CHAPTER 20 Precision finishing
As with any preadjusted appliance, Tip-Edge has an inbuilt ability to produce a self-limited precision finish. Moreover, in the hands of an experienced operator, it is capable of achieving such goals in considerably more difficult malocclusions than can normally be handled with conventional bracket systems. In this, it is worth stating the obvious, in that the proven intra-arch detail finishing, for which the straight-wire appliance is recognized, is wasted if a Class I interarch relationship cannot be achieved. This happens all too easily if the anchorage demands of the appliance exceed the co-operative abilities of the patient. With a light anchorage technique, this becomes much less likely.
Also, as with any fixed appliance, final detailing depends upon the accuracy with which the case is set up and it is towards the finish that previously unnoticed small errors in bonding come to light. Of these, incorrect bracket angulations can be corrected surprisingly easily during Stage III, without having to step down into a lighter archwire, so long as the tooth in question has not been allowed to ‘over upright’. If it has, re-angling the bracket will result in an over-closed slot that will not accept the rectangular archwire. This may mean abandoning the deep tunnels and fitting a reverse Side-Winder for one visit, to undo the excess tip, before repositioning the bracket.
Assuming correct bracket and tube positioning, all that should be required during the brief finishing phase is occlusal seating; this is essentially the same as with straight-wire appliances. First, however, the second molars should be assessed for inclusion in the appliance.
Little has so far been said about second molars. This is because banding of second molars is very seldom required until late in treatment, in marked contrast to conventional appliances. Overbites reduce with only light intrusive forces, since the anterior teeth are not restrained apically. For this reason, the additional vertical ‘leverage’ afforded by second molars is not necessary. In fact, including second molars from the outset is more often obstructive, adding unwanted friction, particularly during the first and second stages. There may be rare exceptions to this, however, such as in a deep bite non-extraction adult lower arch.
Routinely, as treatment nears conclusion, the second molars should be assessed carefully for alignment and function, including testing for non-working side interferences in lateral mandibular excursion.

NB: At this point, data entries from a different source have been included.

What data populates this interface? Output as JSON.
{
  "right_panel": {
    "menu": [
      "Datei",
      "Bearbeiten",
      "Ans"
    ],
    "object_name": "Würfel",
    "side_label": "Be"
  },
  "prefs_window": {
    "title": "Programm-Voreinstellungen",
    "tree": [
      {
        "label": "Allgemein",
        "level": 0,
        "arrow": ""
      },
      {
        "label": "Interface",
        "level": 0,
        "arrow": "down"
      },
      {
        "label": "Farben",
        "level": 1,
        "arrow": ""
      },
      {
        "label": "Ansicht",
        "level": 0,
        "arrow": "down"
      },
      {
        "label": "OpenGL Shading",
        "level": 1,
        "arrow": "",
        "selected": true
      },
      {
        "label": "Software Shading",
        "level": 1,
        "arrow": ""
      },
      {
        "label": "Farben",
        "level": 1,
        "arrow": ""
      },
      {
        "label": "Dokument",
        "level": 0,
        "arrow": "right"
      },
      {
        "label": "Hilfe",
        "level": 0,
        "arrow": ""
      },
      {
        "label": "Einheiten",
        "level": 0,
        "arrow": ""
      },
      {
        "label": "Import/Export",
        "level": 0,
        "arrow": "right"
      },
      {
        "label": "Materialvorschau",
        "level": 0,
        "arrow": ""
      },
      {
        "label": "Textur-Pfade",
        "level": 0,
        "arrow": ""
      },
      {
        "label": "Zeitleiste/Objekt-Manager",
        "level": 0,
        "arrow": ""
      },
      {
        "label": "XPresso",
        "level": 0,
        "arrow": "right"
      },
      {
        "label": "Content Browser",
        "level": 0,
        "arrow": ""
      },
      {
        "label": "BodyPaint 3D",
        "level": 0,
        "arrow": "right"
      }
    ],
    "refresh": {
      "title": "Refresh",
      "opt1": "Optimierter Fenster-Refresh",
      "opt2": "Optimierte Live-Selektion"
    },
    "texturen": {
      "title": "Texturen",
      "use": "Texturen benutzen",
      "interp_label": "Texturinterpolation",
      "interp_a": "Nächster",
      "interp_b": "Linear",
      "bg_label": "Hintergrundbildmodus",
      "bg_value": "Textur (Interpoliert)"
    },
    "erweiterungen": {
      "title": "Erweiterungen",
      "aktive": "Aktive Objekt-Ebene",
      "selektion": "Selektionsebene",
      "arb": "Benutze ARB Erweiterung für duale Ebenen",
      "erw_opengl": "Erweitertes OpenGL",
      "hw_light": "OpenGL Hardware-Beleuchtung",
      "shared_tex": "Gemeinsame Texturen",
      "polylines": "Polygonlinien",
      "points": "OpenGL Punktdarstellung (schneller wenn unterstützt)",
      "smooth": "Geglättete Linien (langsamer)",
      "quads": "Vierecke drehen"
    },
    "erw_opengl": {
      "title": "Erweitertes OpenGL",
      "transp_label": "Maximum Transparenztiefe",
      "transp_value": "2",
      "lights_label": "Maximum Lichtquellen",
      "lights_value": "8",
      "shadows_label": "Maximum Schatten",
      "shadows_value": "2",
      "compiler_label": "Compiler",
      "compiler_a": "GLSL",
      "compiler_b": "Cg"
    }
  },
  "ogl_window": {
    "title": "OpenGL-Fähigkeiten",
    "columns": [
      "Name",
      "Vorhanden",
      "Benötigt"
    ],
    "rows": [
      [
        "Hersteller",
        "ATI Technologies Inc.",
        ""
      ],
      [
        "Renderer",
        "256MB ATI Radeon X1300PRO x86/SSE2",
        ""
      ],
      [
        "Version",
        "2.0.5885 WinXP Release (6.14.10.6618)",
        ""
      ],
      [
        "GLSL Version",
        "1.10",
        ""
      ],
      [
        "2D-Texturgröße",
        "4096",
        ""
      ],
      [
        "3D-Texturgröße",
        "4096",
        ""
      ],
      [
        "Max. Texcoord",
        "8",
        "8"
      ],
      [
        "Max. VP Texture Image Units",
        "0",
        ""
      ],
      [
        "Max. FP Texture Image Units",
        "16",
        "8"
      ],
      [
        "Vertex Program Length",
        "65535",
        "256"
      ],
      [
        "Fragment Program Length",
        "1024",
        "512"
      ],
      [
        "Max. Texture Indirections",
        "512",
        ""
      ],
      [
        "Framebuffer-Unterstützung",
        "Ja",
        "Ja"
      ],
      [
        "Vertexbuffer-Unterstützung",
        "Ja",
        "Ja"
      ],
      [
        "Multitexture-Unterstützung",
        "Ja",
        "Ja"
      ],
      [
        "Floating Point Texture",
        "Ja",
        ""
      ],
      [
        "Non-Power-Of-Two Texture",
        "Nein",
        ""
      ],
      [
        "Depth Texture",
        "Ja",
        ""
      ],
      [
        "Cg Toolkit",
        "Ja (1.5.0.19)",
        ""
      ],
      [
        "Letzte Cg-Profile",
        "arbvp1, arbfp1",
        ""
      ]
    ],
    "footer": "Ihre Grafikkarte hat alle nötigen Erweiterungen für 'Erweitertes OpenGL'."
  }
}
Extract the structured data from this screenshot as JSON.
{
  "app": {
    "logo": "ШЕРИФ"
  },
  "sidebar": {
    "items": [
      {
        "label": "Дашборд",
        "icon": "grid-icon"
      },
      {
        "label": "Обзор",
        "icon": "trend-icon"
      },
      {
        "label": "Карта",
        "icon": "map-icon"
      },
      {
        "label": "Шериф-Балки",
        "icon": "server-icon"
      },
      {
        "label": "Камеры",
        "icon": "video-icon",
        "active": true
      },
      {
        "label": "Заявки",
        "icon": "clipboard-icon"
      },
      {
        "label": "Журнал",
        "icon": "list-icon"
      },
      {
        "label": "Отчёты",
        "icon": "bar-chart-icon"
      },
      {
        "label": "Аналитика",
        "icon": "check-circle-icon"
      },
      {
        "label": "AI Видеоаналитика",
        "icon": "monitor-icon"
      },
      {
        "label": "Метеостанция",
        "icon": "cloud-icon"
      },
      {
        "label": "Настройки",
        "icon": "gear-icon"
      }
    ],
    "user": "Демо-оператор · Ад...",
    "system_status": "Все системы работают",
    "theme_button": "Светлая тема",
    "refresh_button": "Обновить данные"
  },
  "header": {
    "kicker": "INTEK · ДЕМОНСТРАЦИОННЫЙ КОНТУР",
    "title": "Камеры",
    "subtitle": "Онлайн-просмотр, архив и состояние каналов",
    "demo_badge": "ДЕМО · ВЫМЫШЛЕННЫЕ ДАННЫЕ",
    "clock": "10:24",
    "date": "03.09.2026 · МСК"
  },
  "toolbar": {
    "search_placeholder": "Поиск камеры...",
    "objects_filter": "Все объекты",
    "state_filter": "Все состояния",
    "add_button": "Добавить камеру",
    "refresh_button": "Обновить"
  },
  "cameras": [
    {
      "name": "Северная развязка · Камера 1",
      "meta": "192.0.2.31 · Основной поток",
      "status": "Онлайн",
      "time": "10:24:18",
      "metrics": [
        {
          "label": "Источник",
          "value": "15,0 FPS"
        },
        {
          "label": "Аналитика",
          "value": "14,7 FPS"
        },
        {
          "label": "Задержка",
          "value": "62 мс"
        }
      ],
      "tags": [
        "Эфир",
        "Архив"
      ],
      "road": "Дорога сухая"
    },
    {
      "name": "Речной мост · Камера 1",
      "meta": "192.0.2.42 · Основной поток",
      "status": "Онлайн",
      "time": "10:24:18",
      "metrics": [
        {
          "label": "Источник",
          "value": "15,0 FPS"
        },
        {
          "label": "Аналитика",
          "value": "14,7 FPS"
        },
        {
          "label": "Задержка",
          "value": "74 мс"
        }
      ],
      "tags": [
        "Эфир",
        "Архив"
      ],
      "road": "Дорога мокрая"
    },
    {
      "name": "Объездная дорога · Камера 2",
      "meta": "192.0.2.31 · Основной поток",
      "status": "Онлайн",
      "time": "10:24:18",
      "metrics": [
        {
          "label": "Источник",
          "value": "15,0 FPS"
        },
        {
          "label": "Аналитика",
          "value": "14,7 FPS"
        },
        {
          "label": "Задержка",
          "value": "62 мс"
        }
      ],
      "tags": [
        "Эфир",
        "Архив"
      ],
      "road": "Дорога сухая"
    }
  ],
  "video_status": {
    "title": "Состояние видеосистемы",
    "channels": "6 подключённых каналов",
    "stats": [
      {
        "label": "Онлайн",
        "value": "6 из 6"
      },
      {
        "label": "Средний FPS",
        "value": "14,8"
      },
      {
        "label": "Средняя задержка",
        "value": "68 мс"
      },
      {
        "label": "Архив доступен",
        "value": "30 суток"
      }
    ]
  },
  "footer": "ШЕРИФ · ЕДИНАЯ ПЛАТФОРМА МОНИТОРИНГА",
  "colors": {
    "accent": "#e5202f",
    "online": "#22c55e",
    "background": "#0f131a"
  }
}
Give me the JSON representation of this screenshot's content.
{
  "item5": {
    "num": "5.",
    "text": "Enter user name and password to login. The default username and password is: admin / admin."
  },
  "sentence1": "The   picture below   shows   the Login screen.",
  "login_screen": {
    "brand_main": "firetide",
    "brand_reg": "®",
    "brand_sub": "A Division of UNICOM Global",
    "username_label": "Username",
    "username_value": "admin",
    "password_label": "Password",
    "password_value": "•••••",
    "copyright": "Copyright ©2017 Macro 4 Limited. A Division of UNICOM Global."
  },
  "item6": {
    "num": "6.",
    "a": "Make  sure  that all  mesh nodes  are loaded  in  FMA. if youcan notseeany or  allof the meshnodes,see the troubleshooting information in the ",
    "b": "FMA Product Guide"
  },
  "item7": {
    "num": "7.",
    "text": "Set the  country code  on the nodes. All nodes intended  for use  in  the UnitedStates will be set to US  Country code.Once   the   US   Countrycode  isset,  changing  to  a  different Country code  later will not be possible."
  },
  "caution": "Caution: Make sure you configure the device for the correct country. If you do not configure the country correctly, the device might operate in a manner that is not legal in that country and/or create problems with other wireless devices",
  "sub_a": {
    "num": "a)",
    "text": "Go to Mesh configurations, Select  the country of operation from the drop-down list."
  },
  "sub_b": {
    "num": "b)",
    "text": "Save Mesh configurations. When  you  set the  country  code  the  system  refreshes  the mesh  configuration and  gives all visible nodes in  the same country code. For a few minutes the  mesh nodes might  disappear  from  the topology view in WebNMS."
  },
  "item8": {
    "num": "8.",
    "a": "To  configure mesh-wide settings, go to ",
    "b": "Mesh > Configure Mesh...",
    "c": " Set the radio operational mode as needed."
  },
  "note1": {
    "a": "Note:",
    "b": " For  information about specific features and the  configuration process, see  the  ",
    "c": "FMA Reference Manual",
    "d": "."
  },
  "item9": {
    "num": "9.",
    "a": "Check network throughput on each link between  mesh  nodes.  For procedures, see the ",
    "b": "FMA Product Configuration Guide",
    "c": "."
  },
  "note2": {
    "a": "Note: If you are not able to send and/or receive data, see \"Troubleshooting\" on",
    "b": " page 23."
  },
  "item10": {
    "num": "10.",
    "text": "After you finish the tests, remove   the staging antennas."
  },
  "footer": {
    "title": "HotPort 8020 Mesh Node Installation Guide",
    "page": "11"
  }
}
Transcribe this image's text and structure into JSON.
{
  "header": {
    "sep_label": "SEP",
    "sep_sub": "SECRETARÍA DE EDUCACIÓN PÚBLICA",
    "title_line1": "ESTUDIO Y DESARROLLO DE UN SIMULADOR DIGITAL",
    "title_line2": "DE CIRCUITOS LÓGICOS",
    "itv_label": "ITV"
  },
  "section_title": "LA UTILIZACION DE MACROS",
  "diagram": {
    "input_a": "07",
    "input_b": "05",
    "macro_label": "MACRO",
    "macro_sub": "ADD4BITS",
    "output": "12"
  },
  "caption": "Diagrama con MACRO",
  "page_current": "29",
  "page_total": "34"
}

It will be found that lower second molars will require picking up more often than uppers, and most frequently in adults. Conventional straight-wire type .022 × .028 inch second molar rectangular tubes are suitable.